Okay, so we have a fetus narrating the story, and this is a fully conscious and articulate fetus, one, furthermore, who has vast knowledge of the world out there before he—if he is a ‘he’—is even in it. His many observations on the twenty-first century realm awaiting his entry are astute, perspicacious, worthy of his creator—who, obviously, has lent his narrator his own perspicacity, education, wit, vocabulary. The fetus is unnamed. For purposes of this review we can call him FN (fetus narrator). FN is very close to full term, about to be born, almost a babe in arms. His parents, father, mother, stepfather (uncle) have apparently given no consideration to what “it” (they call him “it”) will be called. Continue reading

This is How He Learned to Love by Randall Brown

Was it the intention of Randall Brown or his publisher to make a statement by putting the word “stories” on the cover of This Is How He Learned to Love (Sonder Press, 88 pages)? I don’t know. Of course, it’s a convention to tag book titles with explanatory genre labels such as “a novel” or “stories” or “a memoir.” But Brown is a particular case.
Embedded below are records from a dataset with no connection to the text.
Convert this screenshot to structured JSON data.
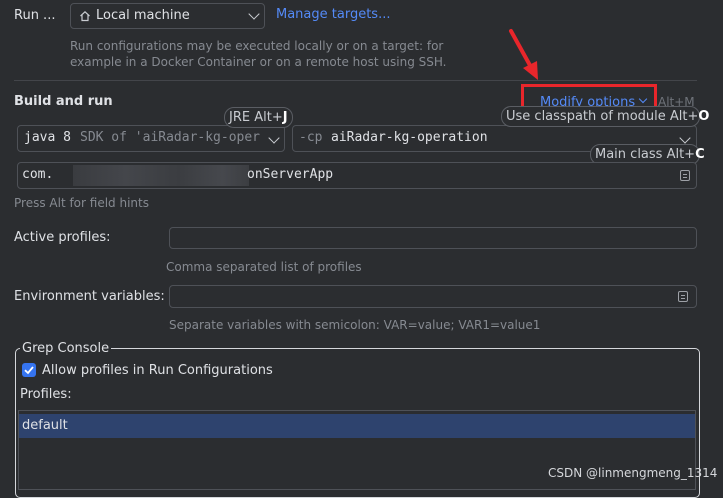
{
  "run_on": {
    "label": "Run ...",
    "selected": "Local machine",
    "manage_link": "Manage targets...",
    "description_line1": "Run configurations may be executed locally or on a target: for",
    "description_line2": "example in a Docker Container or on a remote host using SSH."
  },
  "build_run": {
    "title": "Build and run",
    "modify_options": "Modify options",
    "modify_shortcut": "Alt+M",
    "jre_hint_text": "JRE Alt+",
    "jre_hint_key": "J",
    "classpath_hint_text": "Use classpath of module Alt+",
    "classpath_hint_key": "O",
    "main_class_hint_text": "Main class Alt+",
    "main_class_hint_key": "C",
    "jre_java": "java 8",
    "jre_sdk": "SDK of 'aiRadar-kg-oper",
    "cp_prefix": "-cp",
    "cp_module": "aiRadar-kg-operation",
    "main_class_prefix": "com.",
    "main_class_suffix": "onServerApp",
    "field_hints": "Press Alt for field hints"
  },
  "profiles": {
    "label": "Active profiles:",
    "value": "",
    "help": "Comma separated list of profiles"
  },
  "env": {
    "label": "Environment variables:",
    "value": "",
    "help": "Separate variables with semicolon: VAR=value; VAR1=value1"
  },
  "grep_console": {
    "title": "Grep Console",
    "allow_label": "Allow profiles in Run Configurations",
    "allow_checked": true,
    "profiles_label": "Profiles:",
    "items": [
      "default"
    ]
  },
  "watermark": "CSDN @linmengmeng_1314",
  "colors": {
    "background": "#2b2d30",
    "link": "#548af7",
    "selection": "#2e436e",
    "annotation_red": "#e8262b",
    "checkbox": "#3574f0"
  }
}
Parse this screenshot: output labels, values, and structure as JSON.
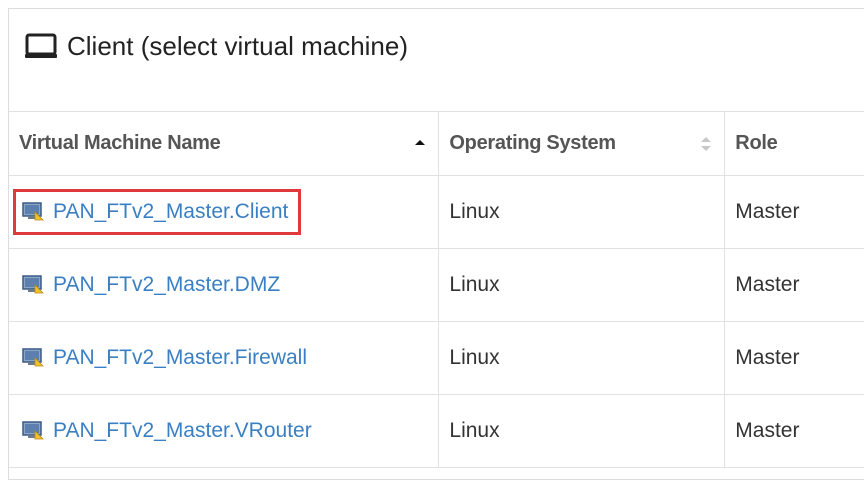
{
  "panel": {
    "title": "Client (select virtual machine)",
    "icon": "monitor-icon"
  },
  "table": {
    "columns": [
      {
        "label": "Virtual Machine Name",
        "sort": "ascending"
      },
      {
        "label": "Operating System",
        "sort": "none"
      },
      {
        "label": "Role",
        "sort": "none"
      }
    ],
    "rows": [
      {
        "name": "PAN_FTv2_Master.Client",
        "os": "Linux",
        "role": "Master",
        "highlighted": true
      },
      {
        "name": "PAN_FTv2_Master.DMZ",
        "os": "Linux",
        "role": "Master",
        "highlighted": false
      },
      {
        "name": "PAN_FTv2_Master.Firewall",
        "os": "Linux",
        "role": "Master",
        "highlighted": false
      },
      {
        "name": "PAN_FTv2_Master.VRouter",
        "os": "Linux",
        "role": "Master",
        "highlighted": false
      }
    ]
  },
  "colors": {
    "link": "#3a7fc4",
    "highlight_border": "#e0393b",
    "border": "#e2e2e2"
  }
}
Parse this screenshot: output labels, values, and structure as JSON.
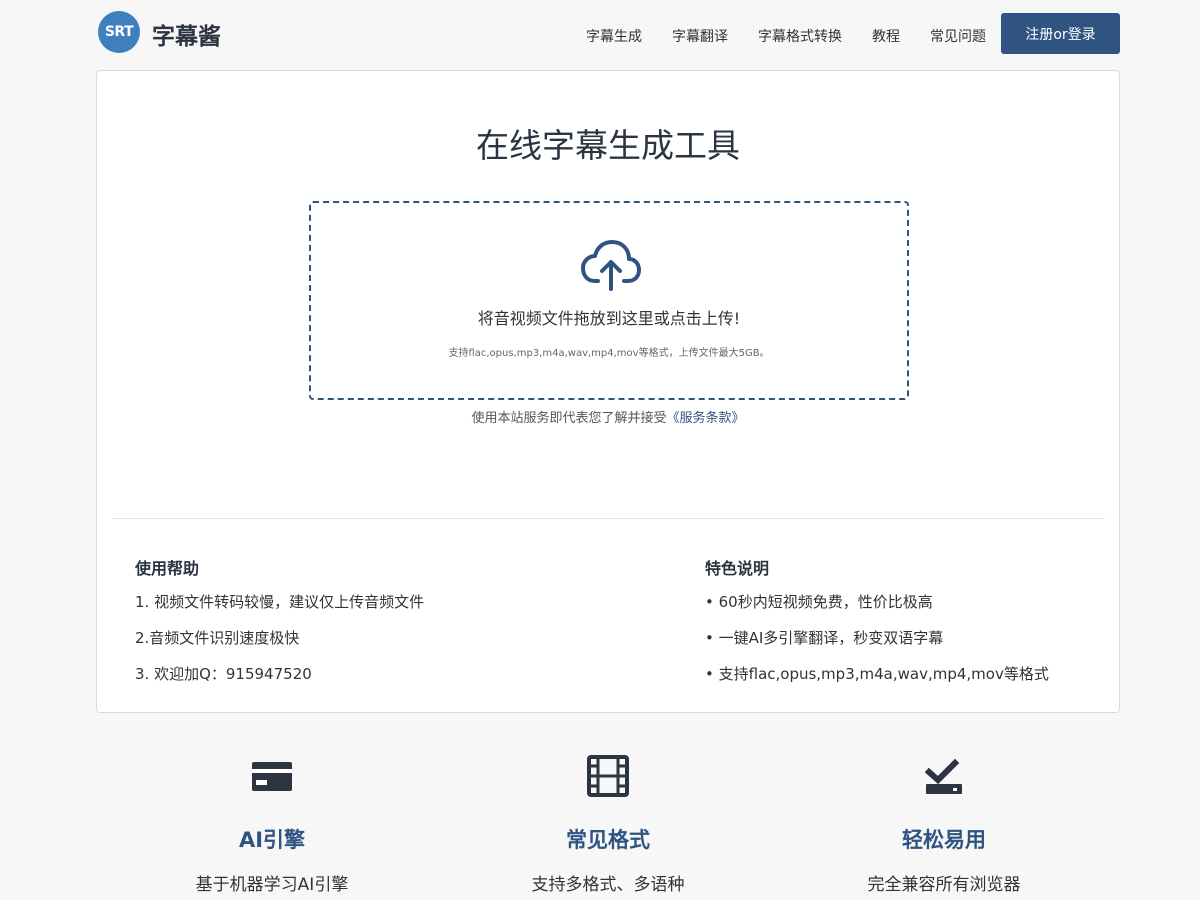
{
  "header": {
    "logo_text": "SRT",
    "brand": "字幕酱",
    "nav": [
      "字幕生成",
      "字幕翻译",
      "字幕格式转换",
      "教程",
      "常见问题"
    ],
    "login_label": "注册or登录"
  },
  "main": {
    "title": "在线字幕生成工具",
    "dropzone": {
      "icon": "cloud-upload-icon",
      "text": "将音视频文件拖放到这里或点击上传!",
      "hint": "支持flac,opus,mp3,m4a,wav,mp4,mov等格式，上传文件最大5GB。"
    },
    "terms_prefix": "使用本站服务即代表您了解并接受",
    "terms_link": "《服务条款》",
    "help": {
      "title": "使用帮助",
      "items": [
        "1. 视频文件转码较慢，建议仅上传音频文件",
        "2.音频文件识别速度极快",
        "3. 欢迎加Q：915947520"
      ]
    },
    "features_info": {
      "title": "特色说明",
      "items": [
        "• 60秒内短视频免费，性价比极高",
        "• 一键AI多引擎翻译，秒变双语字幕",
        "• 支持flac,opus,mp3,m4a,wav,mp4,mov等格式"
      ]
    }
  },
  "features": [
    {
      "icon": "credit-card-icon",
      "title": "AI引擎",
      "desc": "基于机器学习AI引擎"
    },
    {
      "icon": "film-icon",
      "title": "常见格式",
      "desc": "支持多格式、多语种"
    },
    {
      "icon": "check-tray-icon",
      "title": "轻松易用",
      "desc": "完全兼容所有浏览器"
    }
  ],
  "colors": {
    "accent": "#2f5482",
    "logo": "#3f7fbf",
    "text": "#2b3440"
  }
}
He is a prolific and expert writer of flash fiction as well as the author of A Pocket Guide to Flash Fiction. He also writes longer forms (see his novella How Long is Forever), but it’s not unreasonable to think of him as “Mr. Flash,” one of the chief exponents of the form in America. Continue reading

Elle by Douglas Glover
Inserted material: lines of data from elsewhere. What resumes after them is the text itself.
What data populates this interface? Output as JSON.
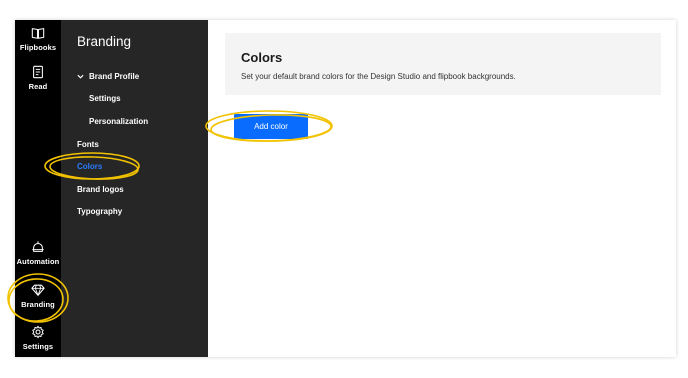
{
  "rail": {
    "items": [
      {
        "label": "Flipbooks",
        "icon": "book-open-icon"
      },
      {
        "label": "Read",
        "icon": "read-document-icon"
      },
      {
        "label": "Automation",
        "icon": "robot-icon"
      },
      {
        "label": "Branding",
        "icon": "diamond-icon"
      },
      {
        "label": "Settings",
        "icon": "gear-icon"
      }
    ]
  },
  "subnav": {
    "title": "Branding",
    "brand_profile": "Brand Profile",
    "settings": "Settings",
    "personalization": "Personalization",
    "fonts": "Fonts",
    "colors": "Colors",
    "brand_logos": "Brand logos",
    "typography": "Typography"
  },
  "main": {
    "title": "Colors",
    "description": "Set your default brand colors for the Design Studio and flipbook backgrounds.",
    "add_button": "Add color"
  },
  "colors": {
    "rail_bg": "#000000",
    "subnav_bg": "#262626",
    "active_link": "#2b7bff",
    "button_bg": "#0a6cff",
    "card_bg": "#f4f4f4",
    "highlight": "#f2c200"
  }
}
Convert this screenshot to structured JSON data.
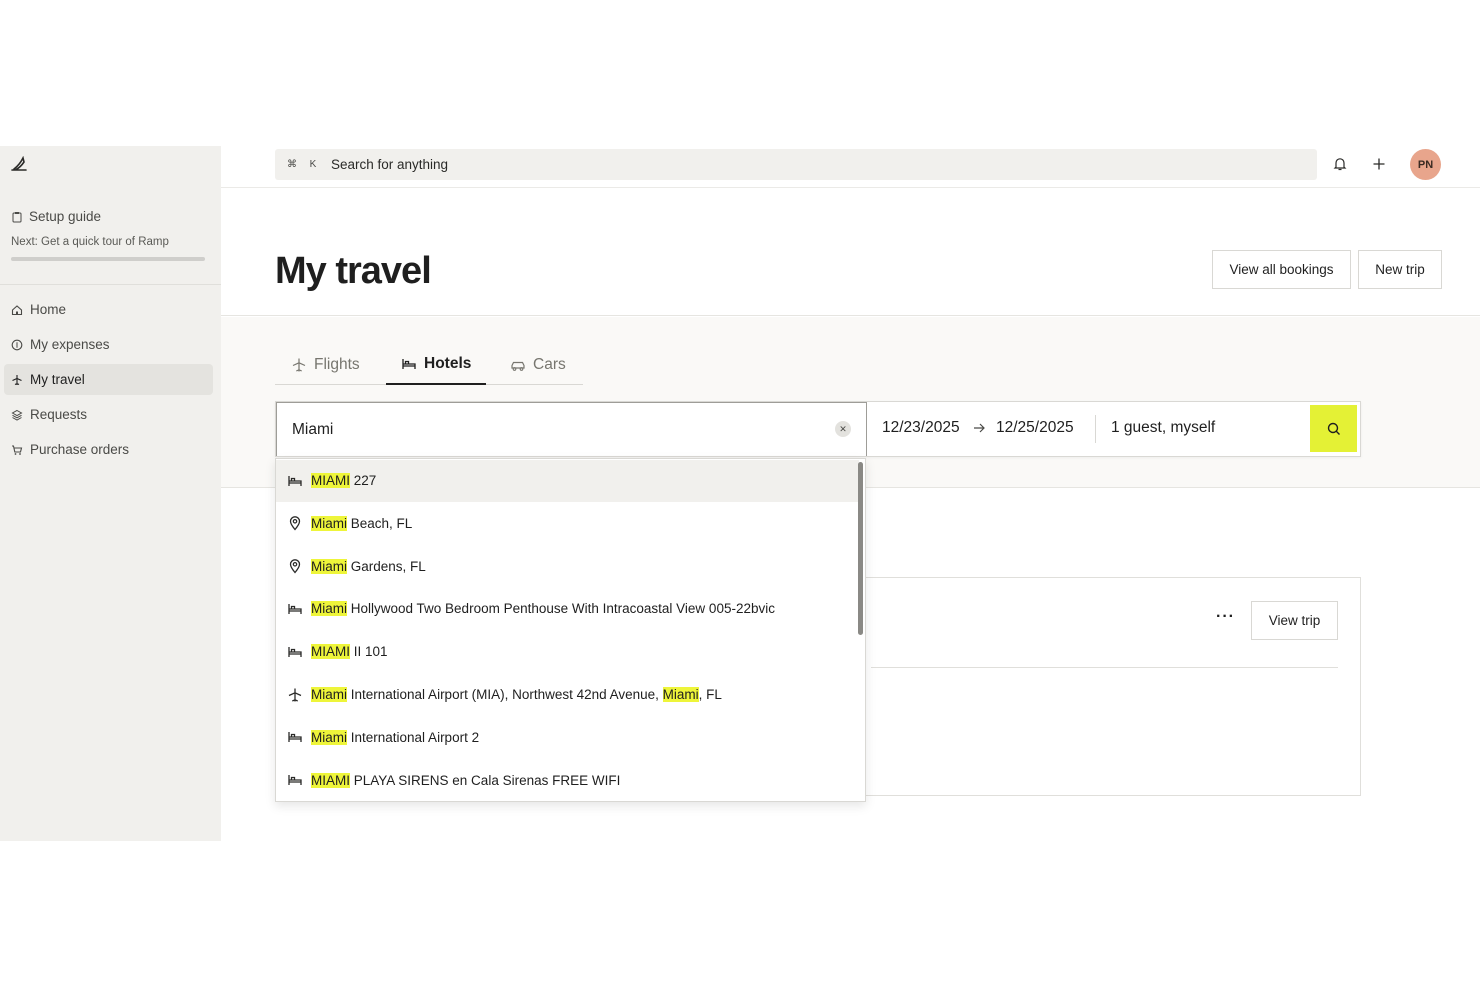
{
  "sidebar": {
    "setup_label": "Setup guide",
    "setup_next": "Next: Get a quick tour of Ramp",
    "setup_progress": 1.0,
    "items": [
      {
        "label": "Home",
        "icon": "home-icon",
        "active": false
      },
      {
        "label": "My expenses",
        "icon": "dollar-circle-icon",
        "active": false
      },
      {
        "label": "My travel",
        "icon": "plane-icon",
        "active": true
      },
      {
        "label": "Requests",
        "icon": "layers-icon",
        "active": false
      },
      {
        "label": "Purchase orders",
        "icon": "cart-icon",
        "active": false
      }
    ]
  },
  "topbar": {
    "kbd_cmd": "⌘",
    "kbd_k": "K",
    "search_placeholder": "Search for anything",
    "avatar_initials": "PN"
  },
  "header": {
    "title": "My travel",
    "view_all_label": "View all bookings",
    "new_trip_label": "New trip"
  },
  "tabs": [
    {
      "label": "Flights",
      "icon": "plane-icon",
      "active": false
    },
    {
      "label": "Hotels",
      "icon": "bed-icon",
      "active": true
    },
    {
      "label": "Cars",
      "icon": "car-icon",
      "active": false
    }
  ],
  "search": {
    "location_value": "Miami",
    "check_in": "12/23/2025",
    "check_out": "12/25/2025",
    "guests": "1 guest, myself",
    "accent": "#e4f135"
  },
  "card": {
    "more_label": "···",
    "view_trip_label": "View trip"
  },
  "dropdown": [
    {
      "icon": "bed-icon",
      "parts": [
        {
          "t": "MIAMI",
          "hl": true
        },
        {
          "t": " 227",
          "hl": false
        }
      ]
    },
    {
      "icon": "map-pin-icon",
      "parts": [
        {
          "t": "Miami",
          "hl": true
        },
        {
          "t": " Beach, FL",
          "hl": false
        }
      ]
    },
    {
      "icon": "map-pin-icon",
      "parts": [
        {
          "t": "Miami",
          "hl": true
        },
        {
          "t": " Gardens, FL",
          "hl": false
        }
      ]
    },
    {
      "icon": "bed-icon",
      "parts": [
        {
          "t": "Miami",
          "hl": true
        },
        {
          "t": " Hollywood Two Bedroom Penthouse With Intracoastal View 005-22bvic",
          "hl": false
        }
      ]
    },
    {
      "icon": "bed-icon",
      "parts": [
        {
          "t": "MIAMI",
          "hl": true
        },
        {
          "t": " II 101",
          "hl": false
        }
      ]
    },
    {
      "icon": "plane-icon",
      "parts": [
        {
          "t": "Miami",
          "hl": true
        },
        {
          "t": " International Airport (MIA), Northwest 42nd Avenue, ",
          "hl": false
        },
        {
          "t": "Miami",
          "hl": true
        },
        {
          "t": ", FL",
          "hl": false
        }
      ]
    },
    {
      "icon": "bed-icon",
      "parts": [
        {
          "t": "Miami",
          "hl": true
        },
        {
          "t": " International Airport 2",
          "hl": false
        }
      ]
    },
    {
      "icon": "bed-icon",
      "parts": [
        {
          "t": "MIAMI",
          "hl": true
        },
        {
          "t": " PLAYA SIRENS en Cala Sirenas FREE WIFI",
          "hl": false
        }
      ]
    }
  ]
}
I read Douglas Glover’s novel Elle (Goose Lane Editions, 226 pages) when it came out in 2003, and over the years I’ve continued, now and again, to read a few pages at random. It’s an excellent book – it won Canada’s prestigious Governor General’s Award – with a remarkable narrator heroine and a curious plot, but I go back to it simply because I enjoy the story teller’s voice. The novel is based on an actual event in Canada’s history when a French noblewoman was abandoned on the Isle of Demons in the Gulf of St. Lawrence in 1542.

The history is simple. In 1541 Jean-François de La Rocque de Roberval, a nobleman privateer, was made Lieutenant General of New France. He set sail from the old to the New France that same year and along with him and the other colonists in his charge he had his cousin, or maybe it was his niece or his sister – the record is confused – but in any case she was Marguerite de La Rocque de Roberval. For some unknown reason Lieutenant General Roberval became infuriated with Marguerite and as the ship entered the Gulf of St. Lawrence he had Marguerite, plus her lover and her maidservant, put ashore on a small unpopulated island, providing them with scant hunting and fishing gear. A few years later Marguerite was rescued by Basque fishermen and by then her lover and an infant whom Marguerite had given birth to had died, as had the maidservant. Continue reading

Enduring Love, by Ian McEwan

THE BRAVURA BEGINNING

The beginning of this novel (Random House, 262 pages), pervaded, as one reviewer writes, with “dazzling cinematic bravura,” is worth citing at some length. The protagonist Joe Rose, a science writer, and his wife Clarissa Mellon—a university professor who has just returned to London from the U.S., where she was doing research on the poet John Keats—are about to have a picnic.

“This was the moment, this was the pinprick on the time map: I was stretching out my hand [for the bottle of wine], and as the cool neck and the black foil touched my palm, we heard a man’s shout. We turned to look across the field and saw the danger. Next thing, I was running toward it. The transformation was absolute: I don’t recall dropping the corkscrew, or getting to my feet, or making a decision, or hearing the caution Clarissa called after me. What idiocy, to be racing into this story and its labyrinths, sprinting away from our happiness among the fresh spring grasses by the oak. There was the shout again, and a child’s cry, enfeebled by the wind that roared in the tall trees along the hedgerows. I ran faster. And there, suddenly, from different points around the field, four other men were converging on the scene, running like me. Continue reading